Work order:
Repeat the entries that appear below, exactly as they are given.

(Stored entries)
---*---
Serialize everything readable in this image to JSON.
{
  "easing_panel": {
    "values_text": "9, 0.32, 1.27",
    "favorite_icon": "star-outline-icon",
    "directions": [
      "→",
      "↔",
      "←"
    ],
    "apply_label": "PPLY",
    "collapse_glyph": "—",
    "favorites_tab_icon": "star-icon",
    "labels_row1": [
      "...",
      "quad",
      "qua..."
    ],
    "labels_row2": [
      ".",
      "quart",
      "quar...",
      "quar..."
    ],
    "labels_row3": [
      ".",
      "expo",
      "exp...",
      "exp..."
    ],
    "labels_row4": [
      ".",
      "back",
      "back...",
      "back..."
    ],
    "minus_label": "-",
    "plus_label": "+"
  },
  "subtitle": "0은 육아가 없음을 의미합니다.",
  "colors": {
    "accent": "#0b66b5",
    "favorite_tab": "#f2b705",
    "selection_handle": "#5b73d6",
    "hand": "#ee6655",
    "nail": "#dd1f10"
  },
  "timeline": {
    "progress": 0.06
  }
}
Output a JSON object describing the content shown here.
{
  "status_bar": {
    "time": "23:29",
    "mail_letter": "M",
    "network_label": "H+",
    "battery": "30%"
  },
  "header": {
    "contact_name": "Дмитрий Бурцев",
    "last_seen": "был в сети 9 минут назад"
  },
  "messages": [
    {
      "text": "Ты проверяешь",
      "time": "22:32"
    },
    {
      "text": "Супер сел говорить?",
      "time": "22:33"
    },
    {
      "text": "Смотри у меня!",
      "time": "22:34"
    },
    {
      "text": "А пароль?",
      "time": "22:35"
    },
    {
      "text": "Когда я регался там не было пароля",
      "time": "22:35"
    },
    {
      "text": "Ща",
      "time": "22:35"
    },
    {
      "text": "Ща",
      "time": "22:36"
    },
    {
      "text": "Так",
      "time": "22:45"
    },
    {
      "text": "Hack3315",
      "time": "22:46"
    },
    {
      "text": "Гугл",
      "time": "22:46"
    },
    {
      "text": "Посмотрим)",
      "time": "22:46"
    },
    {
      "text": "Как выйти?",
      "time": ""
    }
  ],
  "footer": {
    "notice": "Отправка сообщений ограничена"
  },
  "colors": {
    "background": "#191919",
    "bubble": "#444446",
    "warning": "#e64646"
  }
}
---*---
Written reply:
Serialize everything readable in this image to JSON.
{
  "easing_panel": {
    "values_text": "9, 0.32, 1.27",
    "favorite_icon": "star-outline-icon",
    "directions": [
      "→",
      "↔",
      "←"
    ],
    "apply_label": "PPLY",
    "collapse_glyph": "—",
    "favorites_tab_icon": "star-icon",
    "labels_row1": [
      "...",
      "quad",
      "qua..."
    ],
    "labels_row2": [
      ".",
      "quart",
      "quar...",
      "quar..."
    ],
    "labels_row3": [
      ".",
      "expo",
      "exp...",
      "exp..."
    ],
    "labels_row4": [
      ".",
      "back",
      "back...",
      "back..."
    ],
    "minus_label": "-",
    "plus_label": "+"
  },
  "subtitle": "0은 육아가 없음을 의미합니다.",
  "colors": {
    "accent": "#0b66b5",
    "favorite_tab": "#f2b705",
    "selection_handle": "#5b73d6",
    "hand": "#ee6655",
    "nail": "#dd1f10"
  },
  "timeline": {
    "progress": 0.06
  }
}
Output a JSON object describing the content shown here.
{
  "status_bar": {
    "time": "23:29",
    "mail_letter": "M",
    "network_label": "H+",
    "battery": "30%"
  },
  "header": {
    "contact_name": "Дмитрий Бурцев",
    "last_seen": "был в сети 9 минут назад"
  },
  "messages": [
    {
      "text": "Ты проверяешь",
      "time": "22:32"
    },
    {
      "text": "Супер сел говорить?",
      "time": "22:33"
    },
    {
      "text": "Смотри у меня!",
      "time": "22:34"
    },
    {
      "text": "А пароль?",
      "time": "22:35"
    },
    {
      "text": "Когда я регался там не было пароля",
      "time": "22:35"
    },
    {
      "text": "Ща",
      "time": "22:35"
    },
    {
      "text": "Ща",
      "time": "22:36"
    },
    {
      "text": "Так",
      "time": "22:45"
    },
    {
      "text": "Hack3315",
      "time": "22:46"
    },
    {
      "text": "Гугл",
      "time": "22:46"
    },
    {
      "text": "Посмотрим)",
      "time": "22:46"
    },
    {
      "text": "Как выйти?",
      "time": ""
    }
  ],
  "footer": {
    "notice": "Отправка сообщений ограничена"
  },
  "colors": {
    "background": "#191919",
    "bubble": "#444446",
    "warning": "#e64646"
  }
}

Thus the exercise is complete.